DC: I will say, just standing in front of, on any given night, you know, ten, fifteen, sometimes twenty thousand people, it's just unbelievable. That energy stays with you, and as much as it's exhausting, it's kind of empowering and exciting and makes you want to get out there and do that night after night for that collection of people. My sister Kelly went to see a comedian I admire -- Steve Martin -- at Madison Square Garden. I was fifteen years old when she saw that show, and she came home that next day and was telling me about it. Right then and there I said, that's the kind of comedian I want to be. I told her that night, 'I'm going to play Madison Square Garden some day!' I wanted to be an event comedian, I've always wanted to entertain the world, These steps that I take are hopefully creating something that moves a mass of people. That's kind of always what I'm swinging for.

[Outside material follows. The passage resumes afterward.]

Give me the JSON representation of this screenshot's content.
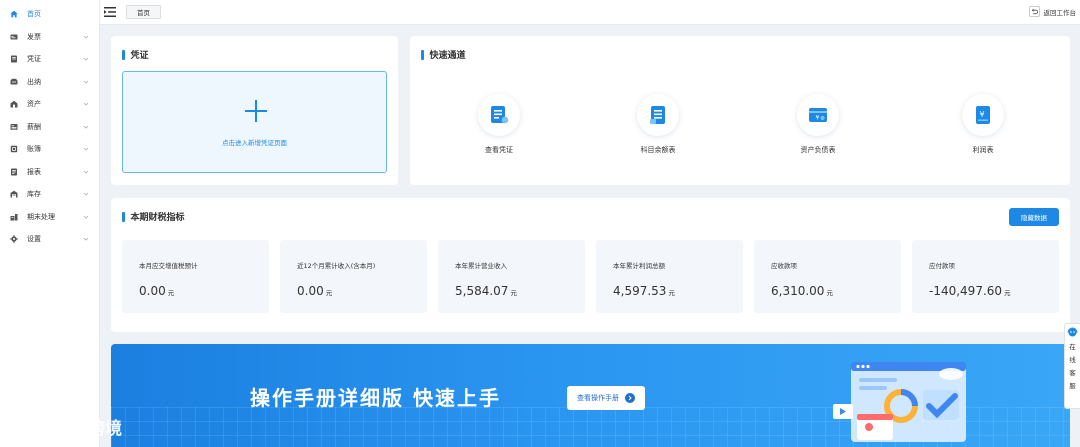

Us: Well we'd like to ask you thoughts on a current subject. I'm sure you heard that Jessica Simpson is engaged, and you starred with her in Employee Of The Month. What's your reaction to that news?
DC: Well first of all, I did hear that, but I'm a massive proprietor of, you don't believe anything unless you hear it from the source. Jessica's a great friend of mine and I'm so happy for her! She's an incredible person and that's great, great news for her. I send out a big well wish to 'Special J' as we lovingly call her.